Another thing that PMA has long done well is to work hard at anticipating and changing to meet that future. This is a strength that many organizations lack. This author remembers attending a PMA Board of Directors meeting many years ago when PMA distributed to all board members a copy of Robert J. Kriegel and Louis Patler’s book, If it Ain’t Broke... Break It! This book gave a different perspective from the oft repeated saw, “If it ain’t broke, don’t fix it.” We recall Dick Spezzano, at the time the vice president of produce for Vons and the chairman of PMA, pulling us aside, handing us the book and saying, “You see what a great association this is?”

We’ve been around long enough to have watched a series of strategic planning processes with PMA and, so far, each has kept the association strong. This is no small accomplishment in this day and age. When PMA’s show in Anaheim this past October broke attendance records, it spoke volumes about the strength of the show and the organization in a year when many shows were seeing drop-offs of 20 to 30 percent or more.

Not fearing change is a big part of preparing for success in the future. This is true in associations, in the produce industry and in publishing. With PMA’s consumer research project being completed, we finished up a number of other outstanding topics and now it is time to move on.

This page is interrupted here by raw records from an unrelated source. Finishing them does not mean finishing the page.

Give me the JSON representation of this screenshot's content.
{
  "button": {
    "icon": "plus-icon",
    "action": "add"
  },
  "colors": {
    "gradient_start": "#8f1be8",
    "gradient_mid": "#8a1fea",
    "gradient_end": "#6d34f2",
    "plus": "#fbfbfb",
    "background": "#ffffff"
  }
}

When I spoke at the Produce Solutions Conference this year, I was asked to discuss ways in which businesses should approach the recession. One of the most important ways was to reassess what activities each business undertook and to concentrate resources where they can do the most good.

The genius of PMA and its board has really been the discipline of methodically evaluating and undergoing strategic planning on a regular schedule, so it can make decisions about what to pare, what to keep and what to plant, without financial pressures. There is a valuable lesson there for companies throughout the industry.

Publishers have to change, too, so we have launched digital operations such as that at and thus moved into cyberspace. Yet many questions stand the test of time. Starting in January, we will be inviting different organizations each month to submit their research. We hope to help publicize it, assess it, understand it and lay the groundwork for future research. If your organization has been conducting some research, and would like to participate, please e-mail us at

I would be remiss if I didn’t close by thanking Bryan Silbermann for undertaking this project for the last four years. Writing an article is difficult, and committing to do one every month, inspired or not, healthy or sick, busy or on vacation, is a formidable commitment. He didn’t have to undertake it, and he deserves my thanks and the industry’s praise for doing so.

Bryan and I have been friends for many years and I knew him well before we began this project, yet through these four years and 48 columns, we argued the problems of the industry like Yeshiva boys debating the holy texts. This has given me an insight into his intelligence, background and belief system that one man rarely gets of another.

I think we gave the industry a small gift and I am proud we had the chance to do it together.